Scientists say they are a step closer to showing that it may be possible to genetically alter mosquitoes to control malaria, a disease that kills more than a million people in developing countries every year. VOA's Jessica Berman reports.

The spread of malaria is like a two-way street.

The disease is spread to humans through the bite of mosquitoes infected with malaria parasites, the most dangerous of these being plasmodium falciparum. Uninfected mosquitoes become infected with the parasite by biting infected animals.

In sub-Saharan Africa and parts of Asia an estimated 300 million people are infected every year, more than one million of them are children, many of whom die.

Years of attempting to cure the disease with antibiotics and quinine drugs have caused the parasite to become resistant to treatment.

Scientists are trying to come up with novel strategies for conquering malaria. One idea that has been around for a number of years is the creation of genetically altered mosquitoes that could be released into the environment.

The so-called transgenic insects would be resistant to infection by falciparum. Through breeding, the altered insects would gradually replace the population of mosquitoes capable of becoming infected with the parasite

Marcelo Jacobs-Lorena of the Malaria Research Institute at Johns Hopkins University in Baltimore, Maryland, says investigators created genetically engineered mosquitoes that were more hardy than so-called wild-type mosquitoes that carry the parasite, and put the blood sucking insects to the test.

"What we have shown in this work that will be published is that the mosquito that carries the gene has an advantage if it bites an infected individual," he said.

In an article published in the journal Proceedings of the National Academy of Sciences, Jacobs-Lorena and colleagues report having an equal number of genetically engineered mosquitoes and wild-type insects feast on a malaria-infected mouse. After nine generations, the percent of altered mosquitoes increased from 50 percent to 70 percent.

If and when scientists are able to breed transgenic mosquitoes in numbers that might make a difference in the spread of malaria, Jacobs-Lorena says researchers have to make sure such insects do not cause an unforeseen harm.

"We have to be absolutely sure that any genetically modified mosquito does not cause any harm in the environment or cause unpredictable harm to people that they bite," he said. "But I think we are on the way."
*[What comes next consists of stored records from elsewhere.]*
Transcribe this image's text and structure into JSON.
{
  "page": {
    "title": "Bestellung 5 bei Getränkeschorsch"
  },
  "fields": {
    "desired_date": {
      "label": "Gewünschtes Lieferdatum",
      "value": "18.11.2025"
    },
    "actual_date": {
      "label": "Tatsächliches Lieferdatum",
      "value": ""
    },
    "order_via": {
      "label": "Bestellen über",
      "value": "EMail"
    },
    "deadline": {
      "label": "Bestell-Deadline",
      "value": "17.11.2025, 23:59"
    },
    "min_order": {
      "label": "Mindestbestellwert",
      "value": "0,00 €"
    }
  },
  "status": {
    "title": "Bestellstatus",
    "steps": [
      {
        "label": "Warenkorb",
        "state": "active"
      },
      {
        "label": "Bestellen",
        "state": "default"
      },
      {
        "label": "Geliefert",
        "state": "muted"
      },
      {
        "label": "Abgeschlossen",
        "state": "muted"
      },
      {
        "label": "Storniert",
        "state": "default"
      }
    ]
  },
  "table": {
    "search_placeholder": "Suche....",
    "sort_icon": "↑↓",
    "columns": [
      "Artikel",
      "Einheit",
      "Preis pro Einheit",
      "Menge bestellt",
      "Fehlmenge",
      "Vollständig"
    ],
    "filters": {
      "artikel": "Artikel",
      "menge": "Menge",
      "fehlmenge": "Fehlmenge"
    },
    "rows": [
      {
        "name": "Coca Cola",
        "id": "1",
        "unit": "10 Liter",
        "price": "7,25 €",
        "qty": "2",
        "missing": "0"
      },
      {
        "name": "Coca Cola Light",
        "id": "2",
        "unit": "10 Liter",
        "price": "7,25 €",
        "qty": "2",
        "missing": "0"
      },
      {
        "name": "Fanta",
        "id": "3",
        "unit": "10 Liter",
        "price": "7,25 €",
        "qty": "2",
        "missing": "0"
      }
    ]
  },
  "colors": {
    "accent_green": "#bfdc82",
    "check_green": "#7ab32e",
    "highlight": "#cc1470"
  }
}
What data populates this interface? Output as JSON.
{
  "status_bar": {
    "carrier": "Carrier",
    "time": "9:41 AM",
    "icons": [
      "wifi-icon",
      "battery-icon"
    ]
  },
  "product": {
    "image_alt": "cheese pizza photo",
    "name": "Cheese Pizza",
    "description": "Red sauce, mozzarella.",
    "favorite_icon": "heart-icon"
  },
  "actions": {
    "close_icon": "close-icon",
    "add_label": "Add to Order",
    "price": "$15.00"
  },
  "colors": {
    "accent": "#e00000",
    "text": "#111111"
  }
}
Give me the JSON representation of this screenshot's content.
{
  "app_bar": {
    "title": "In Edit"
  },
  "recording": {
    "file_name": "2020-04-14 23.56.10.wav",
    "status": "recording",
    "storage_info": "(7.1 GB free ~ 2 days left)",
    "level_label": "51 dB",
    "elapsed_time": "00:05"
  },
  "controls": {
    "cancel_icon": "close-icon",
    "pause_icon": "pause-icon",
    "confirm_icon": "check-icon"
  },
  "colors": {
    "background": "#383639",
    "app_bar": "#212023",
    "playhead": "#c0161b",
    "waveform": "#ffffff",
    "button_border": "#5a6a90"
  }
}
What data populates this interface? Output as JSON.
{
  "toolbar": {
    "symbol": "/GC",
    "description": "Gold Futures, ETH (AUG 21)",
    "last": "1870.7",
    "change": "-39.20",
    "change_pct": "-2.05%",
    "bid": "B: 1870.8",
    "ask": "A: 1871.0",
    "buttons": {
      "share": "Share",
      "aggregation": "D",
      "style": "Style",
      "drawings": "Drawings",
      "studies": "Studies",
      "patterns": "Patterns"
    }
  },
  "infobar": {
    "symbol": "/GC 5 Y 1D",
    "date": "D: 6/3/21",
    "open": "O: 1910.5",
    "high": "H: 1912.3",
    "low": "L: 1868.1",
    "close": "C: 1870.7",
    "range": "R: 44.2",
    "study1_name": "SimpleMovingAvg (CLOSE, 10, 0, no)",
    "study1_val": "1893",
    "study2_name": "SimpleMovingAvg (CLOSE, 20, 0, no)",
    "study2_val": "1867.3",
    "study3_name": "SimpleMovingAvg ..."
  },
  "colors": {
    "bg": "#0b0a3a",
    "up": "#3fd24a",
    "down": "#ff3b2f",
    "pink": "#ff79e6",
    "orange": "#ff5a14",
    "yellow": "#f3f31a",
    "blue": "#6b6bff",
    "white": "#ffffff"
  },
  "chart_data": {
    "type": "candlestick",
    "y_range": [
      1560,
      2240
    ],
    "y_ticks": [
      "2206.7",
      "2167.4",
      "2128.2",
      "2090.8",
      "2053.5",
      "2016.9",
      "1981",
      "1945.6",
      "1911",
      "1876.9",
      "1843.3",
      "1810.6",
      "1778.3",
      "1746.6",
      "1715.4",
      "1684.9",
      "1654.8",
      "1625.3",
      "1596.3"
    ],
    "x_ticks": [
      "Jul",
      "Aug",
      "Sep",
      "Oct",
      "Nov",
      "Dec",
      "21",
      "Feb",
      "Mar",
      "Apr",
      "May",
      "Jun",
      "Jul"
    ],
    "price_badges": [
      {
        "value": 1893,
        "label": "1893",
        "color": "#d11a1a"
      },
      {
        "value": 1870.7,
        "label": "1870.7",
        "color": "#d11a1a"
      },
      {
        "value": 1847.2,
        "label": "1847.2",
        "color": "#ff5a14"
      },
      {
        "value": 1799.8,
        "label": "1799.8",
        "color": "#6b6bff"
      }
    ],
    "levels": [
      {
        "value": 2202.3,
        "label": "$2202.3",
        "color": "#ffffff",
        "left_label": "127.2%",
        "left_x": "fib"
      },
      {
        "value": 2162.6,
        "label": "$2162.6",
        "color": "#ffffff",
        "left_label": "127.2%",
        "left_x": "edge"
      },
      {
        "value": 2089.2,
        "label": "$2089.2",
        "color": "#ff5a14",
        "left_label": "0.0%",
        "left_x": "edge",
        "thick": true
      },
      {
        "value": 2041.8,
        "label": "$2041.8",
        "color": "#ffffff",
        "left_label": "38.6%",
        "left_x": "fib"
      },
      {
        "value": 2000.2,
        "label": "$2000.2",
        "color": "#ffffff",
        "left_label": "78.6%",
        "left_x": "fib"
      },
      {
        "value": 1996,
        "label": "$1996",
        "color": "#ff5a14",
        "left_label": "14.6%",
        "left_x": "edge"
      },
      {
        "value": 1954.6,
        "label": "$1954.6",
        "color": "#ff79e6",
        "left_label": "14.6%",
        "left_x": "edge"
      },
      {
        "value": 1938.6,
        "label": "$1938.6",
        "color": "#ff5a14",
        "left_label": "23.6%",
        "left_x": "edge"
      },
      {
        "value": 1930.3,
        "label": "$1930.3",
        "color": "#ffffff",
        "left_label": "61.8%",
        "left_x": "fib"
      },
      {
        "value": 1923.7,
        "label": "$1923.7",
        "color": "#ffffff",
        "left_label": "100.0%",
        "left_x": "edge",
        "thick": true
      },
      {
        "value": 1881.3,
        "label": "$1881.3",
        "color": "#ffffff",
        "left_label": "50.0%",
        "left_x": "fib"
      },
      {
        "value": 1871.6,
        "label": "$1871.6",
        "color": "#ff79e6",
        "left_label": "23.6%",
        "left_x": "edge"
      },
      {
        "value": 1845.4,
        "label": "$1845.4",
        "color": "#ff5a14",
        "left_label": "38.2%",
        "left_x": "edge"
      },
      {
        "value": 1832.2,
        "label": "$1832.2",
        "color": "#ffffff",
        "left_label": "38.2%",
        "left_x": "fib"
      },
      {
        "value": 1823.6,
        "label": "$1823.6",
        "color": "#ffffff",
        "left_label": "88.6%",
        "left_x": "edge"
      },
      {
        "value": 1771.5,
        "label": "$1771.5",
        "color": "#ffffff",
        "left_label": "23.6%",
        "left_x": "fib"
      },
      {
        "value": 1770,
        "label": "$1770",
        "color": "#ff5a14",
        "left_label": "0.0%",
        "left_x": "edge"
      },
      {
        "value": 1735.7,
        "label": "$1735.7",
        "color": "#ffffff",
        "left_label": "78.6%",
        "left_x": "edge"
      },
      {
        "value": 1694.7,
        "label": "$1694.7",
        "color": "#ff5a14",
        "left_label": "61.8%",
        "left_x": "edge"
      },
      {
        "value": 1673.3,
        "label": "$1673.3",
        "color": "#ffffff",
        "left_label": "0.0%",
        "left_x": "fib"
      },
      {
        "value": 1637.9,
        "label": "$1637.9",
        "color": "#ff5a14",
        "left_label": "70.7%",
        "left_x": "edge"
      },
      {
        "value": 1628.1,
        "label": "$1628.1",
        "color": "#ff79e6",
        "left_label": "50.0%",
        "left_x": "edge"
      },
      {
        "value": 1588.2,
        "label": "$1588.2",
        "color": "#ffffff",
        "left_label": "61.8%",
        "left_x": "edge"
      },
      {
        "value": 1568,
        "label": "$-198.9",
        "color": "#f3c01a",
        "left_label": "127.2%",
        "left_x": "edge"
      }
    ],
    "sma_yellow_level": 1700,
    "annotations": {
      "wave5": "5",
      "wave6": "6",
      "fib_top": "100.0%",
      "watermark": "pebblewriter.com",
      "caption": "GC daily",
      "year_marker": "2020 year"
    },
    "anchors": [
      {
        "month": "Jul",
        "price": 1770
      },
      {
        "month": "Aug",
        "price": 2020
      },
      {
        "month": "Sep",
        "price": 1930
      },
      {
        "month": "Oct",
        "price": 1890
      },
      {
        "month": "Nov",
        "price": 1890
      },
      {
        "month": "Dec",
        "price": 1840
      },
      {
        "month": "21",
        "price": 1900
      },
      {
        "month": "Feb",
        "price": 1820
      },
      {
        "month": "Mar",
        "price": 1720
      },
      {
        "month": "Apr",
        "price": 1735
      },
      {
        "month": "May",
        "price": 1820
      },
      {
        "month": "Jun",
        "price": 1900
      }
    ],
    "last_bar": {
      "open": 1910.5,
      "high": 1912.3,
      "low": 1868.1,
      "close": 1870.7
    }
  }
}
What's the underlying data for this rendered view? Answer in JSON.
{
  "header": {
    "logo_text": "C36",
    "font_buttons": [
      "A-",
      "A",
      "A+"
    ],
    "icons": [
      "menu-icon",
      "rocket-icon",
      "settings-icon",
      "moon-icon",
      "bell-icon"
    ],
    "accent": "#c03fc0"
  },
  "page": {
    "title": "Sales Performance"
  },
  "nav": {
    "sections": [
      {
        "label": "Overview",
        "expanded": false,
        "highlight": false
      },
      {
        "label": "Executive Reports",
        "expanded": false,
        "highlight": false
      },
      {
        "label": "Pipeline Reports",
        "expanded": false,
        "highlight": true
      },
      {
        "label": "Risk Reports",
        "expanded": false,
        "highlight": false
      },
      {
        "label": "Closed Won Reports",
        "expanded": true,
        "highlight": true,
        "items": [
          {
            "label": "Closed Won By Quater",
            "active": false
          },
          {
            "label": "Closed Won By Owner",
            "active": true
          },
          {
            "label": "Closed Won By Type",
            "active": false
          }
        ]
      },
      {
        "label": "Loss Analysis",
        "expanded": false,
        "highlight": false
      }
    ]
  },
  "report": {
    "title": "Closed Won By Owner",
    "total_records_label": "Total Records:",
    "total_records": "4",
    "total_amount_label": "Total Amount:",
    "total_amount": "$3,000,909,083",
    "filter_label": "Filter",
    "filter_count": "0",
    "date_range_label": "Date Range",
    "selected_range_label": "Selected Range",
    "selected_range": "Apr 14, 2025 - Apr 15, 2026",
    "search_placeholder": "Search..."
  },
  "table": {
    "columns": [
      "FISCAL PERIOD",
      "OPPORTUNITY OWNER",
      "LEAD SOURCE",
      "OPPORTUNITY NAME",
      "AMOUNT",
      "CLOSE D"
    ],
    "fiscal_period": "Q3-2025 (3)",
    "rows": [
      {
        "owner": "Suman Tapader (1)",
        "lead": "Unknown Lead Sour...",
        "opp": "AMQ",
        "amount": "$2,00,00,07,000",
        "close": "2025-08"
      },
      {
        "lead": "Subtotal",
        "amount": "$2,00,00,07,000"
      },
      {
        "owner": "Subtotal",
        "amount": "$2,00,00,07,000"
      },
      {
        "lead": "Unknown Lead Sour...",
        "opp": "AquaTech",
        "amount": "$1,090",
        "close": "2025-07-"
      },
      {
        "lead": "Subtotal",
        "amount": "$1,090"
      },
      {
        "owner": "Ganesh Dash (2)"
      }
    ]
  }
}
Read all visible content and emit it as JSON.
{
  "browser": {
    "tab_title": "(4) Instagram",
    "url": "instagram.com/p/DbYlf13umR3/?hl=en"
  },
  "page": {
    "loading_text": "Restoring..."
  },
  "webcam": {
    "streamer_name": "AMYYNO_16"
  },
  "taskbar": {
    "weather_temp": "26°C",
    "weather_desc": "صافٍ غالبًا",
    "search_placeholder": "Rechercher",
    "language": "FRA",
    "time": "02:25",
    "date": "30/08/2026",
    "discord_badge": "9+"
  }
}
Despite the obstacles, Jacobs-Lorena is optimistic that genetically altered mosquitoes will one day take their place alongside other strategies to fight malaria.